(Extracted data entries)
- Opening Delimiter -

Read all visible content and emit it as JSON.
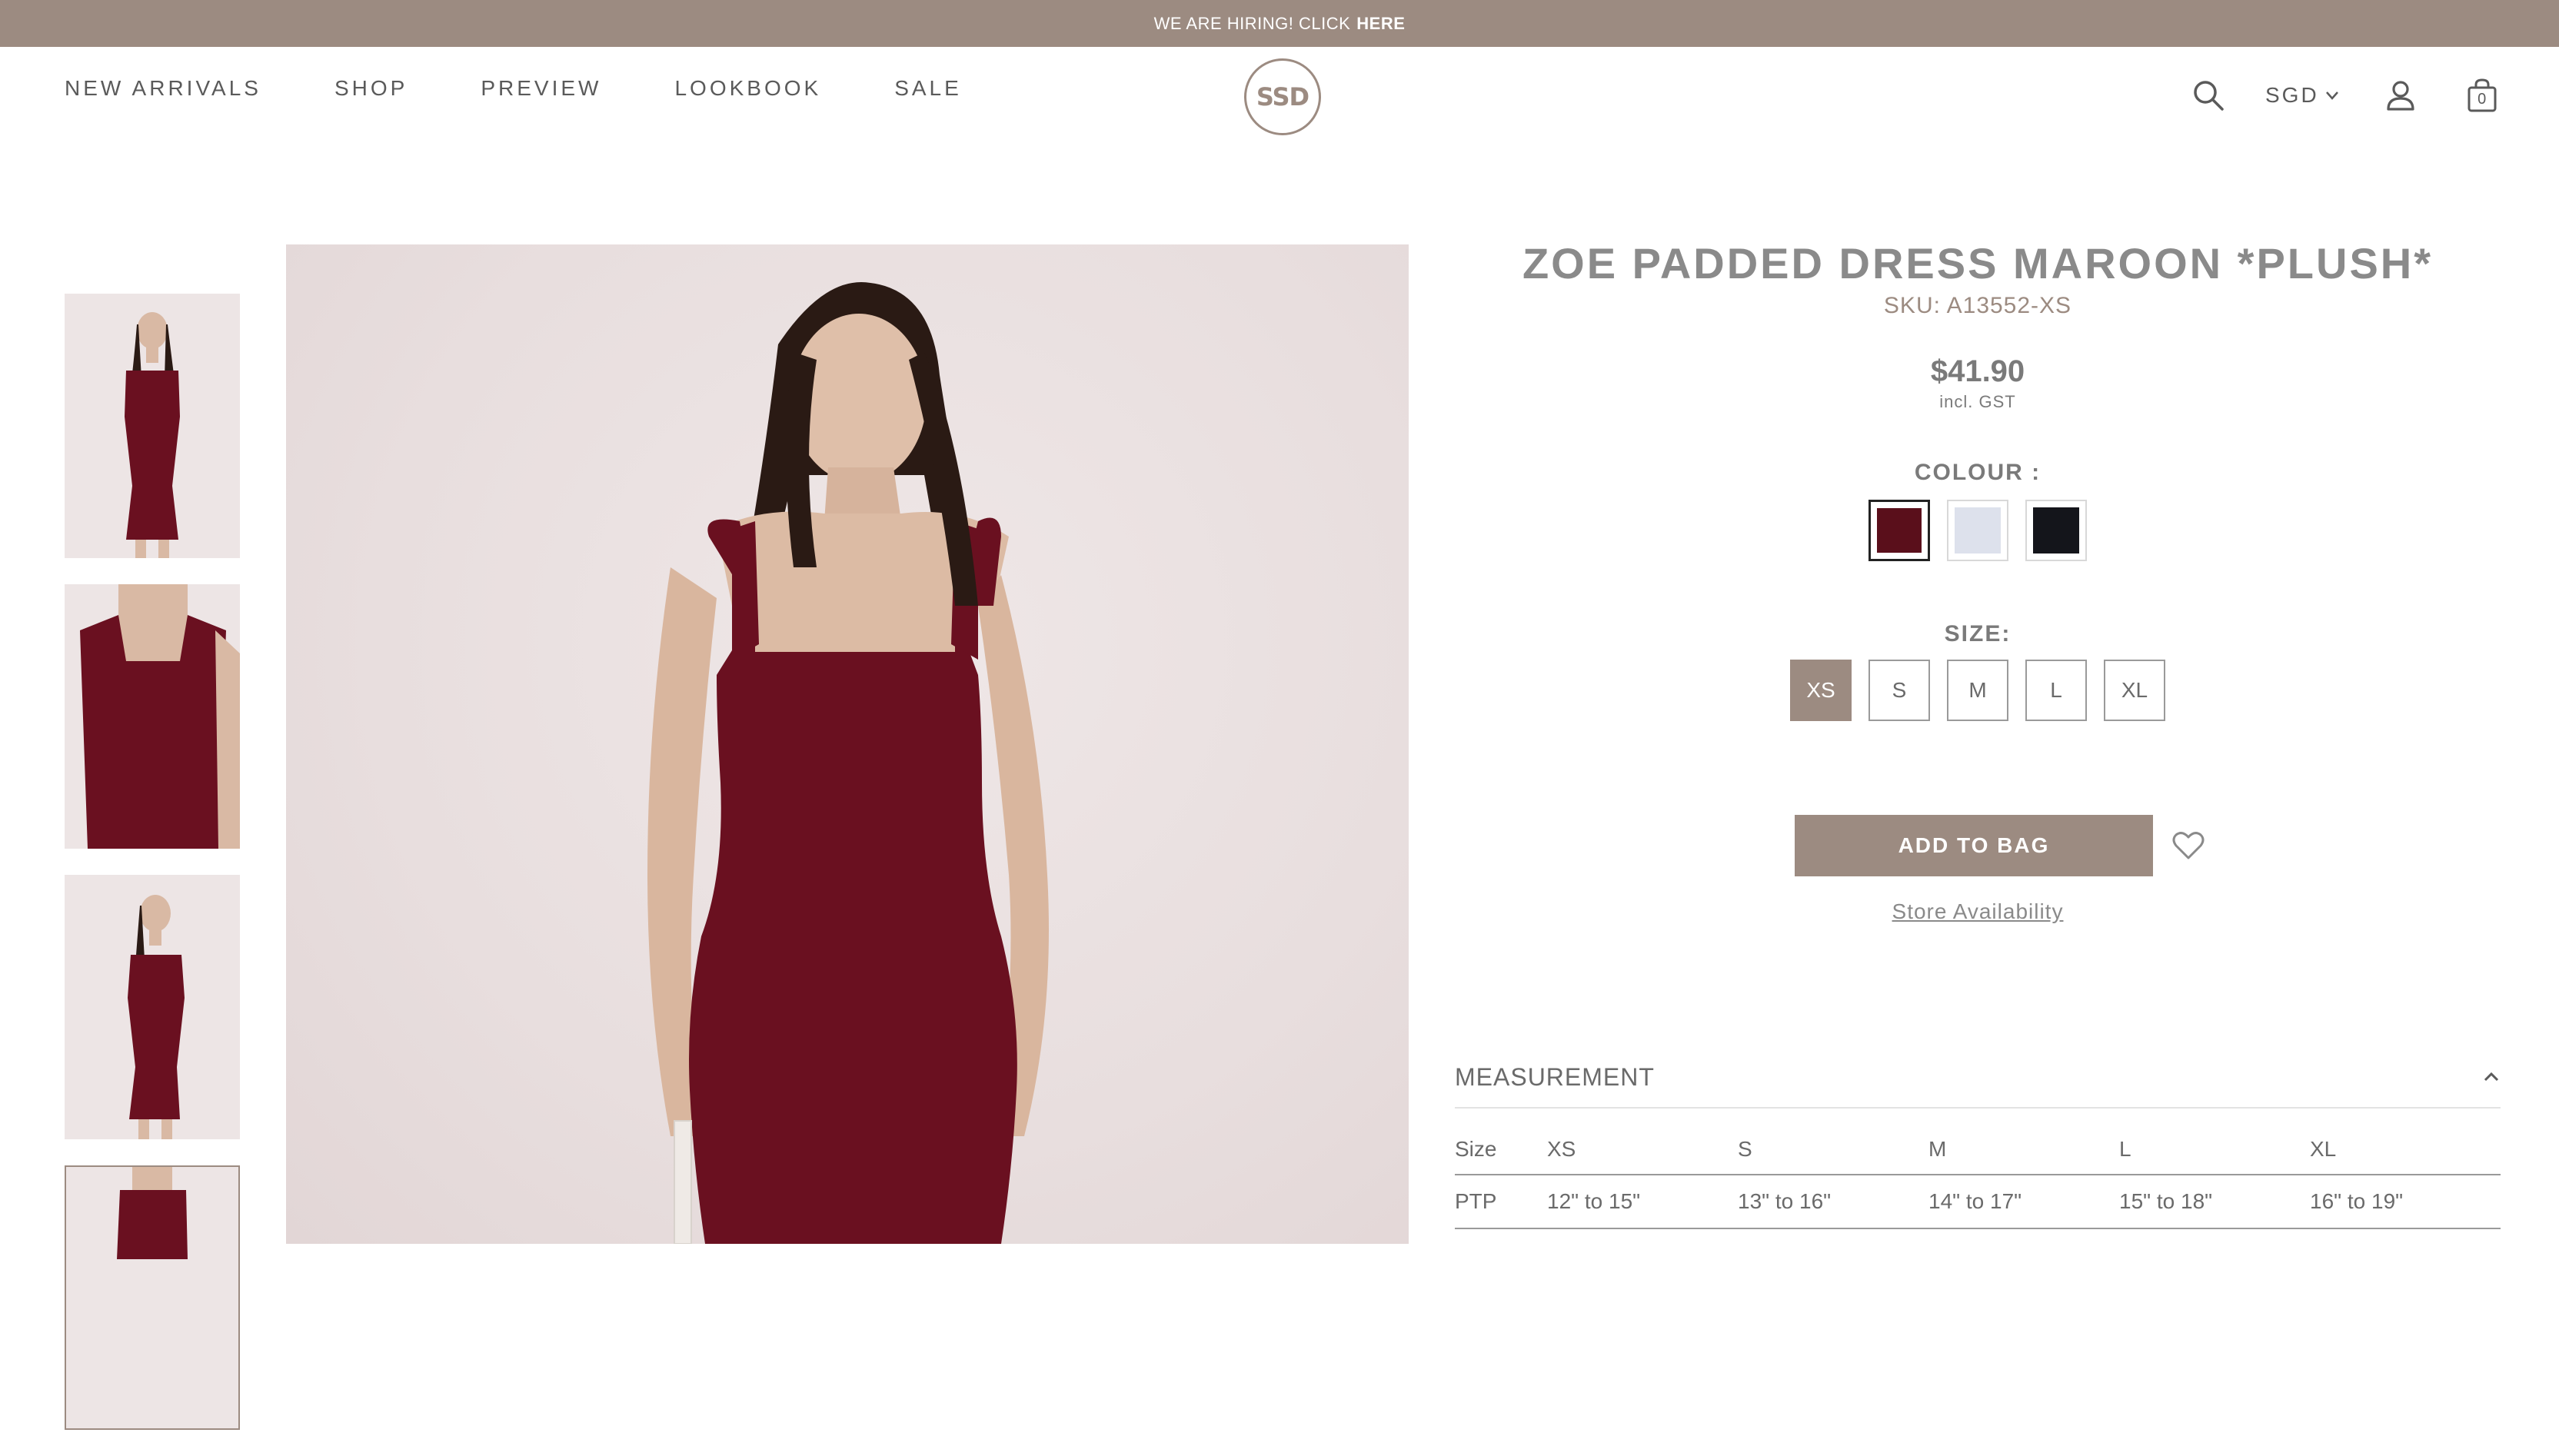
{
  "announcement": {
    "text": "WE ARE HIRING! CLICK",
    "link": "HERE"
  },
  "nav": [
    "NEW ARRIVALS",
    "SHOP",
    "PREVIEW",
    "LOOKBOOK",
    "SALE"
  ],
  "logo": {
    "text": "SSD"
  },
  "header": {
    "currency": "SGD",
    "cart_count": "0"
  },
  "icons": {
    "search": "search-icon",
    "currency": "chevron-down-icon",
    "account": "user-icon",
    "cart": "shopping-bag-icon",
    "wishlist": "heart-icon",
    "collapse": "chevron-up-icon"
  },
  "product": {
    "title": "ZOE PADDED DRESS MAROON *PLUSH*",
    "sku": "SKU: A13552-XS",
    "price": "$41.90",
    "tax_note": "incl. GST",
    "colour_label": "COLOUR :",
    "colours": [
      {
        "name": "maroon",
        "hex": "#5a0f1b",
        "selected": true
      },
      {
        "name": "light-blue",
        "hex": "#dde1ec",
        "selected": false
      },
      {
        "name": "black",
        "hex": "#14151b",
        "selected": false
      }
    ],
    "size_label": "SIZE:",
    "sizes": [
      "XS",
      "S",
      "M",
      "L",
      "XL"
    ],
    "selected_size": "XS",
    "add_to_bag": "ADD TO BAG",
    "store_availability": "Store Availability"
  },
  "measurement": {
    "title": "MEASUREMENT",
    "header": [
      "Size",
      "XS",
      "S",
      "M",
      "L",
      "XL"
    ],
    "rows": [
      [
        "PTP",
        "12\" to 15\"",
        "13\" to 16\"",
        "14\" to 17\"",
        "15\" to 18\"",
        "16\" to 19\""
      ]
    ]
  },
  "colors": {
    "brand": "#9c8b81",
    "dress": "#6a1020"
  }
}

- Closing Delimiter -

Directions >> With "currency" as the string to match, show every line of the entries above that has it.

Answer box >>
    "currency": "SGD",
    "currency": "chevron-down-icon",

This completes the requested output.